While uncertainty and panic has infiltrated the market, stablecoins have been identified as a place for investors to seek solace. In mid March, six stablecoins entered the top 50 crypto assets based on their respective capitalisation. Interest in Maker DAO’s flagship stablecoin, the DAI has even seen the organisation add a third asset to its DeFi decentralised platform in a bit to keep the currency floating above its dollar peg.

Reasons for optimism

Despite widespread fears, the Dollar-backed stablecoin market has shown some degree of solidity, with stablecoins like Tether (USDT), Paxos and Timvi (TMV) all seeing strong prices and trading volume in recent days. Notably, stablecoins have surpassed a total market capitalization of $6 billion in the wake of Coronavirus.

Interest in stablecoins has been steadily rising during the coronavirus outbreak due to their relative security based on the real-world assets that they’re pegged to.

Their stability has been a driving force in boosting investor confidence in these digital assets, and increasing numbers of traders are now looking to stablecoins as a method of storing their wealth as well as a useful method of payment outside of the troubled fiat currencies.

How to invest wisely

There’s a growing case to be made that the emerging bear market could make for ample grounds for value investments.

This means that investors could use the falling values of the likes of Bitcoin and Ethereum to make purchases as a way of speculating on an eventual return to form for the digital currencies.

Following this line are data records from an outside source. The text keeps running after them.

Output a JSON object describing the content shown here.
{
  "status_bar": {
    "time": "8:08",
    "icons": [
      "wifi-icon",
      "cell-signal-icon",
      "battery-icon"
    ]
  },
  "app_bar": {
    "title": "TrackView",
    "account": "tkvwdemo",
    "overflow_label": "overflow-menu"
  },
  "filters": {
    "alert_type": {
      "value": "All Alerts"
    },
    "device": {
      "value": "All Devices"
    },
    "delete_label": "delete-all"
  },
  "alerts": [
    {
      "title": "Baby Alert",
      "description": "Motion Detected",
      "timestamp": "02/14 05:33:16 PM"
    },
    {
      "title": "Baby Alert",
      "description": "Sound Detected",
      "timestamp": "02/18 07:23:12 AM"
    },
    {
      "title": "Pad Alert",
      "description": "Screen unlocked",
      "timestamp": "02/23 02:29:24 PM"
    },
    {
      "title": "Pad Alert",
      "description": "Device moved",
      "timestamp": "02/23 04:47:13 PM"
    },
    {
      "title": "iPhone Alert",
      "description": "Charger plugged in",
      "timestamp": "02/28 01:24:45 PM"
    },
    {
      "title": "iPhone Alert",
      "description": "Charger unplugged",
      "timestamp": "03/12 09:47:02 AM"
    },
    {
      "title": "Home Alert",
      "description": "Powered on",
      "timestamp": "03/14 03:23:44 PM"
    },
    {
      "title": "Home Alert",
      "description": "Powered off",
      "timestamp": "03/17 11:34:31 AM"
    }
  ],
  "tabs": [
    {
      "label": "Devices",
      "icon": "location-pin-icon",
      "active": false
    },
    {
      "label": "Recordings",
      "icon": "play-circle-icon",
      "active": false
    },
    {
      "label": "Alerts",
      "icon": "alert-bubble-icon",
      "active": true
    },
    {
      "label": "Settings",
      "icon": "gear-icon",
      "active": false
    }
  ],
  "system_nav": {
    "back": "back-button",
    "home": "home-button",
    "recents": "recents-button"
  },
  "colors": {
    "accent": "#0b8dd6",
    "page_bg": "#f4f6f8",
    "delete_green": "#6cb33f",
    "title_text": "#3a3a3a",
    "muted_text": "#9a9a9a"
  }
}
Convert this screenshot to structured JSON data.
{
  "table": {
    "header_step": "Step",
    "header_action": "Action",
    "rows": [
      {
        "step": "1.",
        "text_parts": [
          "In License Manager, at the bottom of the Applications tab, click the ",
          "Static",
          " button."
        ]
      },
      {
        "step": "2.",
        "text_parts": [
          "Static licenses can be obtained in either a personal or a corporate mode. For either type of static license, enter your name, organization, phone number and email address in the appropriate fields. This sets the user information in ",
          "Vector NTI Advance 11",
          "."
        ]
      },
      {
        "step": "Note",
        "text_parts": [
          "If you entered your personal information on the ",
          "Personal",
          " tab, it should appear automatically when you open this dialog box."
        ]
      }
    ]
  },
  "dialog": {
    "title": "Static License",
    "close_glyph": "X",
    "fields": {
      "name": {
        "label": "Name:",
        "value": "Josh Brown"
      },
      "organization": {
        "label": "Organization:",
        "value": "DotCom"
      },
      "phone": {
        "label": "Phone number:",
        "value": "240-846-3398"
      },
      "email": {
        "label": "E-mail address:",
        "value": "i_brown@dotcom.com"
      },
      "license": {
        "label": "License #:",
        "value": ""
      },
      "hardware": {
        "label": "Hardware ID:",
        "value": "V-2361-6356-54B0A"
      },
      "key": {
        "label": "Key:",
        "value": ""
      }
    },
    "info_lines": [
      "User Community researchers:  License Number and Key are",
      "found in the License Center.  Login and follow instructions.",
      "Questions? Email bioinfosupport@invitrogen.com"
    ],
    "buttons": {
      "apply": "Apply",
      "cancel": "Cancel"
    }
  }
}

This approach could be seen as a solid option if you’re of the belief that the falling values of Bitcoin and other altcoins is down, in most part, to market jitters and will return to its previous values once concerns over Coronavirus have eased.

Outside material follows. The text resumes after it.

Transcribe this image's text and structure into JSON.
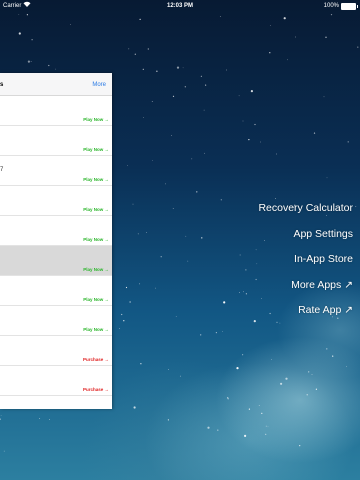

However, the danger remains that, while there’s little reason to suggest that the cryptocurrency market won’t recover from this setback, its recovery will likely be linked to a return to productivity within China and its large number of miners. With it looking like a long recovery process for the nation, along with much of Europe and the USA declaring states of emergency, it could take some time before Bitcoin is back to pushing $10,000 in value – meaning that investors may need to look elsewhere to get the better of the bear market.

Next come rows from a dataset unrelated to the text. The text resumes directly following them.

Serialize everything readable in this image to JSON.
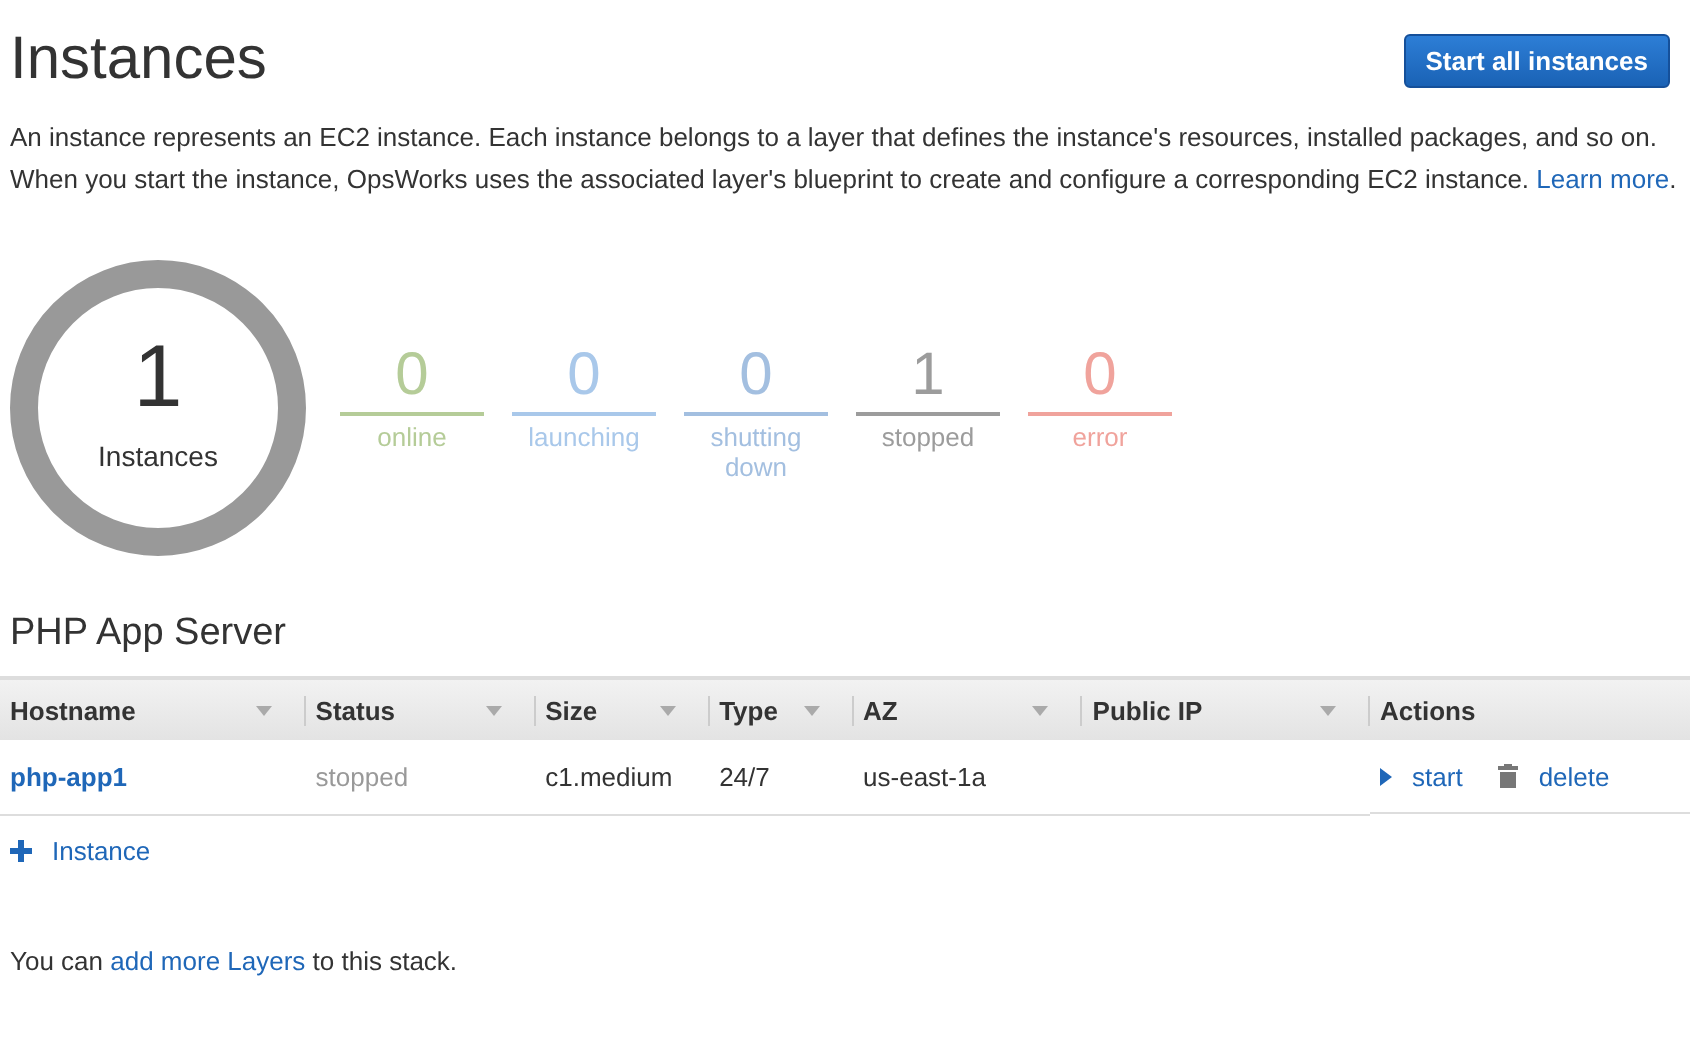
{
  "title": "Instances",
  "start_button": "Start all instances",
  "intro": {
    "text": "An instance represents an EC2 instance. Each instance belongs to a layer that defines the instance's resources, installed packages, and so on. When you start the instance, OpsWorks uses the associated layer's blueprint to create and configure a corresponding EC2 instance.",
    "link": "Learn more",
    "after": "."
  },
  "total": {
    "count": "1",
    "label": "Instances"
  },
  "stats": [
    {
      "count": "0",
      "label": "online",
      "color": "#b5cc98"
    },
    {
      "count": "0",
      "label": "launching",
      "color": "#a9c8ea"
    },
    {
      "count": "0",
      "label": "shutting down",
      "color": "#a3bfe0"
    },
    {
      "count": "1",
      "label": "stopped",
      "color": "#9c9c9c"
    },
    {
      "count": "0",
      "label": "error",
      "color": "#f0a39c"
    }
  ],
  "layer": {
    "title": "PHP App Server",
    "columns": [
      {
        "label": "Hostname",
        "sortable": true
      },
      {
        "label": "Status",
        "sortable": true
      },
      {
        "label": "Size",
        "sortable": true
      },
      {
        "label": "Type",
        "sortable": true
      },
      {
        "label": "AZ",
        "sortable": true
      },
      {
        "label": "Public IP",
        "sortable": true
      },
      {
        "label": "Actions",
        "sortable": false
      }
    ],
    "rows": [
      {
        "hostname": "php-app1",
        "status": "stopped",
        "size": "c1.medium",
        "type": "24/7",
        "az": "us-east-1a",
        "actions": [
          {
            "kind": "start",
            "label": "start"
          },
          {
            "kind": "delete",
            "label": "delete"
          }
        ]
      }
    ],
    "add": "Instance"
  },
  "footer": {
    "before": "You can",
    "link": "add more Layers",
    "after": "to this stack."
  }
}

Herein lies the convenience of stablecoins. With their values pegged to real-world assets like the US Dollar and gold, there’s less chance of investors experiencing the sort of crippling drops that the rest of the crypto market is experiencing due to the levels of volatility associated with this significant event.

In times of unprecedented levels of uncertainty, it’s worth looking away from speculative markets and investing in some short-term stability. To invest wisely in this time of uncertainty, the safest bet available is for investors to hold assets in the stablecoins market. This allows them to remain connected to the crypto markets but secure themselves with pegged currencies. When there’s enough evidence that the bear market has been banished, there could be plenty of opportunities available as share prices recover.